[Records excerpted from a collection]
=== Begin Enclosure ===

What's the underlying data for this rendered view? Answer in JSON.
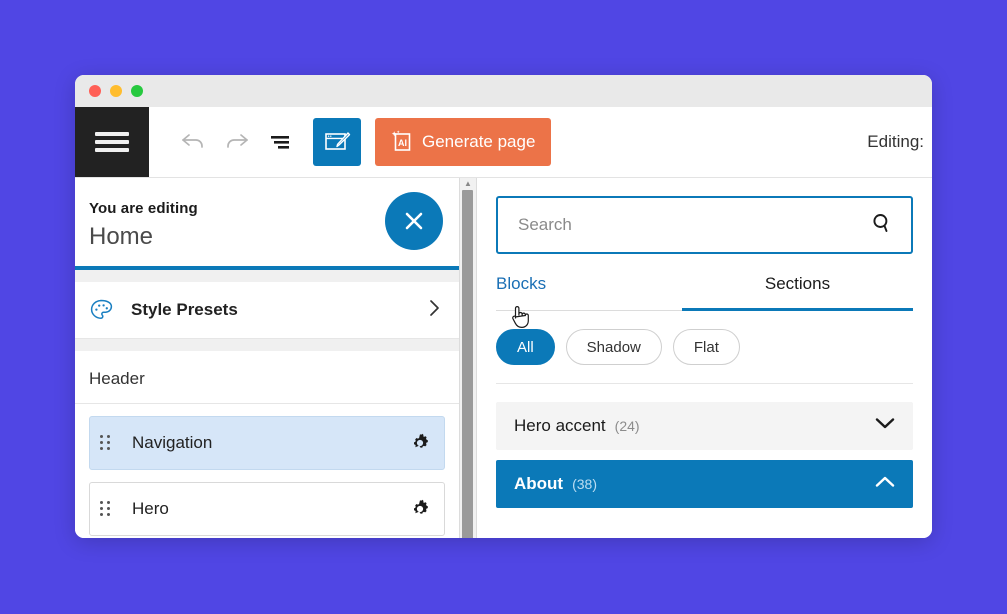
{
  "window": {
    "traffic_lights": [
      {
        "name": "close",
        "color": "#ff5f56"
      },
      {
        "name": "minimize",
        "color": "#ffbd2e"
      },
      {
        "name": "maximize",
        "color": "#27c93f"
      }
    ]
  },
  "toolbar": {
    "menu_icon": "hamburger-menu-icon",
    "undo_icon": "undo-arrow-icon",
    "redo_icon": "redo-arrow-icon",
    "align_icon": "align-lines-icon",
    "preview_icon": "browser-paintbrush-icon",
    "generate_icon": "ai-document-icon",
    "generate_label": "Generate page",
    "editing_label": "Editing:",
    "accent_blue": "#0b79b8",
    "accent_orange": "#ec7348"
  },
  "left_panel": {
    "eyebrow": "You are editing",
    "page_name": "Home",
    "close_icon": "close-x-icon",
    "style_presets": {
      "icon": "palette-icon",
      "label": "Style Presets",
      "chevron": "chevron-right-icon"
    },
    "group_title": "Header",
    "blocks": [
      {
        "label": "Navigation",
        "selected": true,
        "drag_icon": "drag-handle-icon",
        "gear_icon": "gear-icon"
      },
      {
        "label": "Hero",
        "selected": false,
        "drag_icon": "drag-handle-icon",
        "gear_icon": "gear-icon"
      }
    ]
  },
  "right_panel": {
    "search": {
      "placeholder": "Search",
      "value": "",
      "icon": "search-icon"
    },
    "tabs": [
      {
        "label": "Blocks",
        "active": false
      },
      {
        "label": "Sections",
        "active": true
      }
    ],
    "chips": [
      {
        "label": "All",
        "active": true
      },
      {
        "label": "Shadow",
        "active": false
      },
      {
        "label": "Flat",
        "active": false
      }
    ],
    "accordion": [
      {
        "title": "Hero accent",
        "count": "(24)",
        "expanded": false,
        "chevron": "chevron-down-icon"
      },
      {
        "title": "About",
        "count": "(38)",
        "expanded": true,
        "chevron": "chevron-up-icon"
      }
    ]
  },
  "cursor": {
    "icon": "pointing-hand-cursor"
  }
}
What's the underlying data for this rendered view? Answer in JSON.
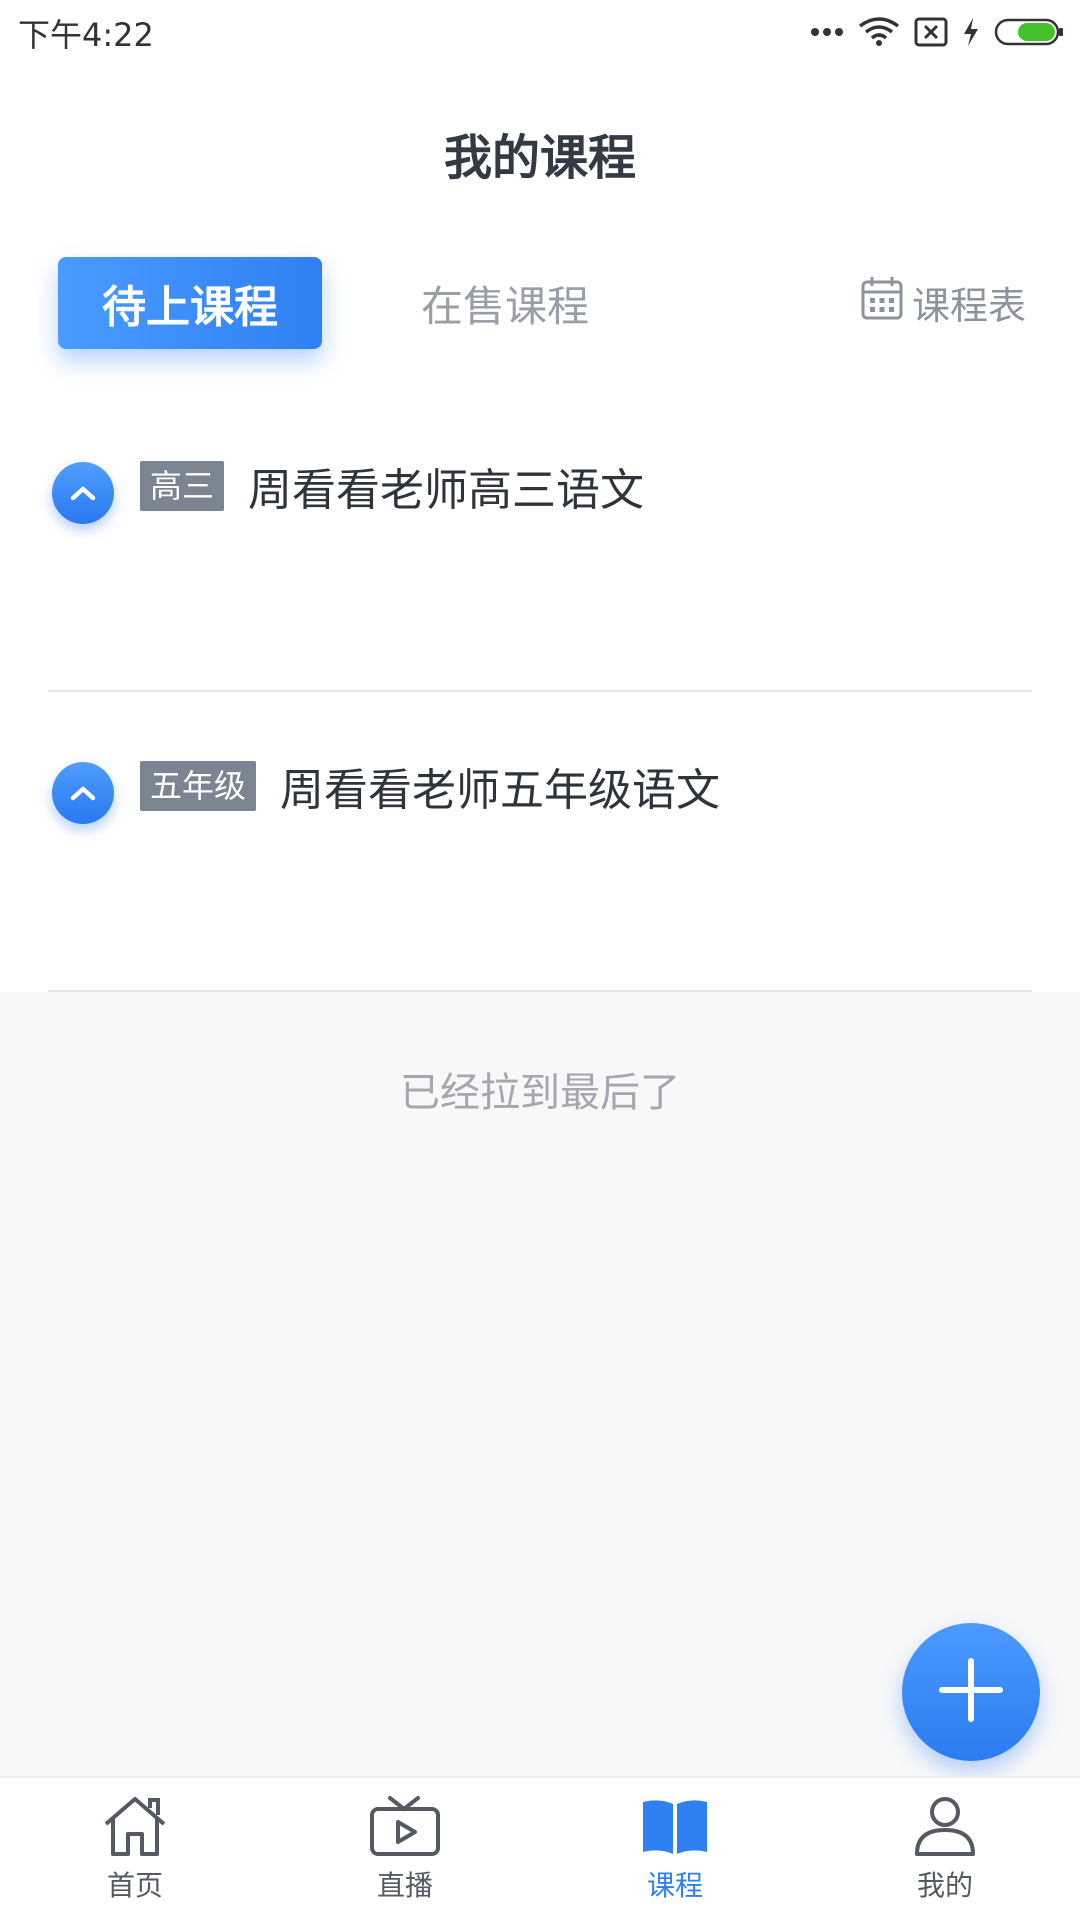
{
  "status_bar": {
    "time": "下午4:22",
    "icons": [
      "more-dots-icon",
      "wifi-icon",
      "no-sim-icon",
      "charging-icon",
      "battery-icon"
    ]
  },
  "header": {
    "title": "我的课程",
    "tabs": [
      {
        "label": "待上课程",
        "active": true
      },
      {
        "label": "在售课程",
        "active": false
      }
    ],
    "schedule": {
      "label": "课程表",
      "icon": "calendar-icon"
    }
  },
  "courses": [
    {
      "grade": "高三",
      "title": "周看看老师高三语文",
      "icon": "chevron-up-icon"
    },
    {
      "grade": "五年级",
      "title": "周看看老师五年级语文",
      "icon": "chevron-up-icon"
    }
  ],
  "list_end_text": "已经拉到最后了",
  "fab": {
    "icon": "plus-icon"
  },
  "bottom_nav": [
    {
      "label": "首页",
      "icon": "home-icon",
      "active": false
    },
    {
      "label": "直播",
      "icon": "tv-icon",
      "active": false
    },
    {
      "label": "课程",
      "icon": "book-icon",
      "active": true
    },
    {
      "label": "我的",
      "icon": "user-icon",
      "active": false
    }
  ],
  "colors": {
    "accent": "#2f80f3",
    "badge": "#7b8491",
    "text_muted": "#9a9ea6"
  }
}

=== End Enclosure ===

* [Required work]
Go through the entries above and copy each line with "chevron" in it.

* [Answer for this exercise]
      "chevron": "chevron-right-icon"
        "chevron": "chevron-down-icon"
        "chevron": "chevron-up-icon"
      "icon": "chevron-up-icon"
      "icon": "chevron-up-icon"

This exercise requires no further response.